Fennel seeds are sweet, unlike the bitter fenugreek seeds, but they do a wonderful job of replicating the nutty, sweet flavors of fenugreek. Fennel seeds work well in desserts that call for fenugreek seeds as well as in rubs where they enhance the flavor of other ingredients.

While you can use fennel seeds in place of fenugreek, use it sparingly as too much would overpower the other flavors in the recipe. Because of their strong anise flavor, fennel seeds will likely not work as a stand-in in all dishes.

1 teaspoon fenugreek seeds = 1/2 teaspoon fennel seeds.

Pro tip: Combine fennel seeds and mustard seeds to make a sweet and spicy blend that tastes like fenugreek seeds. Roast the two seeds together to balance the sweetness of fennel seeds while toning down the overwhelming flavors of mustard seeds.

5. Chinese Celery Leaves

Chinese Celery Leaves
Chinese Celery Leaves

Chinese celery leaves have a bitter but nutty flavor, quite like fenugreek, and even resemble fenugreek leaves in appearance. And because they are readily available in most supermarkets and grocery stores, they’re a good substitute to use in a pinch.

When substituting Chinese celery leaves for fenugreek, keep in mind that it will taste peppery and will add a slightly bitter flavor to your meal. Celery leaves also lack the maple-like flavor of fenugreek, so be careful when adding it in recipes that need an added sweetness. You can fix this by adding a pinch of sugar to balance out the flavor.

1 cup fenugreek leaves = 1/2 cup Chinese celery leaves + a pinch of sugar (optional).

6. Mustard Greens

Mustard Greens
Mustard Greens

Mustard greens have a slightly spicy, bitter flavor with a grassy freshness that is similar to fenugreek. It works well in a variety of cuisines, particularly in Asian dishes, and may be used raw or cooked. As it does not dominate the other flavors in the dish, mustard greens can be a good fenugreek substitute.

Mustard greens are a fantastic substitute for fenugreek leaves in soups, stews, curries, stir-fries, and salads as well as in smoothies and teas. You may also combine them with other greens to give the dish a flavor boost.

1 teaspoon fenugreek leaves = 1 teaspoon mustard greens.

7. Dijon Mustard

Dijon Mustard
Dijon Mustard

Dijon mustard is a highly acidic condiment made from mustard seeds and white wine, among other ingredients. It has a strong, acidic, spicy flavor similar to wasabi, but it may be used to enhance the flavor of any savory meal that calls for fenugreek.

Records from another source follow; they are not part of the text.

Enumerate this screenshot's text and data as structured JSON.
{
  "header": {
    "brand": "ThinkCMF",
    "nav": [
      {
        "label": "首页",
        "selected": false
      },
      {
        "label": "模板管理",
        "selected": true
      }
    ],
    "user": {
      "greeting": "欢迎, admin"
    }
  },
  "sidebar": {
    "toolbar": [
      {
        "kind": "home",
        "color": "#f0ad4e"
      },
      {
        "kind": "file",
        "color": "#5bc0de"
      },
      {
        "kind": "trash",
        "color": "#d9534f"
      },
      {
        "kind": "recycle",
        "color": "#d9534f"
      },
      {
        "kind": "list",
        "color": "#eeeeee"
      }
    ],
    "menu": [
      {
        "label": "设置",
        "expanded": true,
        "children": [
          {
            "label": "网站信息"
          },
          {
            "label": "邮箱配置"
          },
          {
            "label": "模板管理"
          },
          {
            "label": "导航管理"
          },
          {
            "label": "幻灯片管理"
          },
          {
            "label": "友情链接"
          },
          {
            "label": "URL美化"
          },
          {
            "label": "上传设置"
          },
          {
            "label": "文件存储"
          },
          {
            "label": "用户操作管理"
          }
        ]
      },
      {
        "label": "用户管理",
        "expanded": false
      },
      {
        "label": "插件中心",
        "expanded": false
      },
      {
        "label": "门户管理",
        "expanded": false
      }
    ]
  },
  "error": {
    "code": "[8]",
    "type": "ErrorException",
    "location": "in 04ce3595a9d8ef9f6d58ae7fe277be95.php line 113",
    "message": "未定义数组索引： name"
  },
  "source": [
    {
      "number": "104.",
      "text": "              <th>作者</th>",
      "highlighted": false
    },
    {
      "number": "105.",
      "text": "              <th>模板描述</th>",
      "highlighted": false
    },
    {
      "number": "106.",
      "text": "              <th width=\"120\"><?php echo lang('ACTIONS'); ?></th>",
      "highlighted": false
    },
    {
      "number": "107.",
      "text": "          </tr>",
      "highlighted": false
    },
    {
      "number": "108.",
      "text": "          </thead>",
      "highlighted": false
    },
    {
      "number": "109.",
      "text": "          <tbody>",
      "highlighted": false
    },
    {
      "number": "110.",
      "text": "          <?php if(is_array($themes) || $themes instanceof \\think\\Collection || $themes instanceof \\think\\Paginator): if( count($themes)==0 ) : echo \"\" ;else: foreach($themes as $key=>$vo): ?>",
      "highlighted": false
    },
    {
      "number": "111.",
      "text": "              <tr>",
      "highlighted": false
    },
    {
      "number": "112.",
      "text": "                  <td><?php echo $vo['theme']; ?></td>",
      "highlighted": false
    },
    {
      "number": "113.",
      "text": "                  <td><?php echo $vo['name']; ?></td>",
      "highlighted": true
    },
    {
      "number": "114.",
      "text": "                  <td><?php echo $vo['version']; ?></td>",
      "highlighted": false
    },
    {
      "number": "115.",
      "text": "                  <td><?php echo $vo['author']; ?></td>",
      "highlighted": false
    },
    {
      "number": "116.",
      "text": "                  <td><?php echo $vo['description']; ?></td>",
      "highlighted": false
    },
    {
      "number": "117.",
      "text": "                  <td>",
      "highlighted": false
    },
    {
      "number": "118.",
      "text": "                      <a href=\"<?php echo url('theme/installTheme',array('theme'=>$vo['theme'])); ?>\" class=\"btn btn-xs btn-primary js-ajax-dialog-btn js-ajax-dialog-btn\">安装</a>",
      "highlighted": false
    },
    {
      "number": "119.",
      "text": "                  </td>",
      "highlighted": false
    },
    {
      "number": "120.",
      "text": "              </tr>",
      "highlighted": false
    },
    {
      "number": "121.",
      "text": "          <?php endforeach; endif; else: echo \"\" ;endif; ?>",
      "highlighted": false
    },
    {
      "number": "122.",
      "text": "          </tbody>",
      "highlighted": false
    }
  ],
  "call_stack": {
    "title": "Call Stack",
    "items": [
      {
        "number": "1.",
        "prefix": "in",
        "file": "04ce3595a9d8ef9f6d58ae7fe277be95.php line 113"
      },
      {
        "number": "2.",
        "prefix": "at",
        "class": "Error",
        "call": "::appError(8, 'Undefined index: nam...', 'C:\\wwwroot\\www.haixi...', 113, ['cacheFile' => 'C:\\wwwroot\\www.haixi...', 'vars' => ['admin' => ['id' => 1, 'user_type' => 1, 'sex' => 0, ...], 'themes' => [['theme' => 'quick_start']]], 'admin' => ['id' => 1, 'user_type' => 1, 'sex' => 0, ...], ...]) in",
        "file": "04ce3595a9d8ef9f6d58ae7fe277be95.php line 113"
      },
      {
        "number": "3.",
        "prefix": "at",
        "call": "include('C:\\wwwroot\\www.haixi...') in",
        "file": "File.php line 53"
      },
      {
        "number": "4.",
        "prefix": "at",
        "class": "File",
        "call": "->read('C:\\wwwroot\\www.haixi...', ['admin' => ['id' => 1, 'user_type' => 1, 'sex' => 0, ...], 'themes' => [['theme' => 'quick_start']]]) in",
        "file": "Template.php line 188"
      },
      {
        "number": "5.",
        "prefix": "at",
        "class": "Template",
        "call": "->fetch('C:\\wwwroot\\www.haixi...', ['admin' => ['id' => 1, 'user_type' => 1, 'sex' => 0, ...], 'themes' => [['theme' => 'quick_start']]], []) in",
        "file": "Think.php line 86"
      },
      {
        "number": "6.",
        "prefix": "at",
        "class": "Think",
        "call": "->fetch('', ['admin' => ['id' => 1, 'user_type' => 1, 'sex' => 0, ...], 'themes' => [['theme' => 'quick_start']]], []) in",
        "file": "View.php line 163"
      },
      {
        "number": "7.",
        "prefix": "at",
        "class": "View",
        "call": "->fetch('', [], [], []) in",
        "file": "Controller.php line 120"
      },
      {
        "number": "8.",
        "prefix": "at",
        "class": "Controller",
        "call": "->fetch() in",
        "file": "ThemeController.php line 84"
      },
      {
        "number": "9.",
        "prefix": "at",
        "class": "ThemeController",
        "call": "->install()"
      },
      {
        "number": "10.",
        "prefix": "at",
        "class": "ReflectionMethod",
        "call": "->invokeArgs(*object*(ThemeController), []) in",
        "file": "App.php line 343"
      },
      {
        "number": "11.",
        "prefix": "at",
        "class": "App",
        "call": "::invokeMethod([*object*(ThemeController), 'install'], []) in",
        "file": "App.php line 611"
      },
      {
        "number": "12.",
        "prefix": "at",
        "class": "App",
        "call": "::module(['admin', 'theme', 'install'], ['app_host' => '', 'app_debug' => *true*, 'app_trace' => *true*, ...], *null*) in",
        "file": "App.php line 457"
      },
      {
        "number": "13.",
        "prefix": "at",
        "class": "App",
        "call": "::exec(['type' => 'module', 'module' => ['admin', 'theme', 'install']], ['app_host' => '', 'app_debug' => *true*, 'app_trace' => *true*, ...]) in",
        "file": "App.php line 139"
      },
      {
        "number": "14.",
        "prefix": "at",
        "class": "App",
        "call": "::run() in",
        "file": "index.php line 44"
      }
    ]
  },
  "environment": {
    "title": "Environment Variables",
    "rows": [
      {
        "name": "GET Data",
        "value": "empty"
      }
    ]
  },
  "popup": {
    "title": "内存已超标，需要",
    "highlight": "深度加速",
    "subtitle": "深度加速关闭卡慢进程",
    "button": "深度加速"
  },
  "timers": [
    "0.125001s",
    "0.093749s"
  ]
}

Dijon mustard can be used in sauces, meat rubs, and sandwiches as a replacement for fenugreek. Just keep in mind that its peculiar flavor profile won’t work in desserts. It will also give the dish a slightly different flavor than fenugreek, but you may not notice a great difference in the final dish.

1 teaspoon fenugreek = 1 teaspoon Dijon mustard (Adjust to taste).

AboutRibana Hategan

Ribana is a certified pastry chef and passionate home cook who curates and develops recipes that are high on nutrition. She develops and tests cost effective, nutritious meals using quality ingredients to help people better their everyday eating experiences.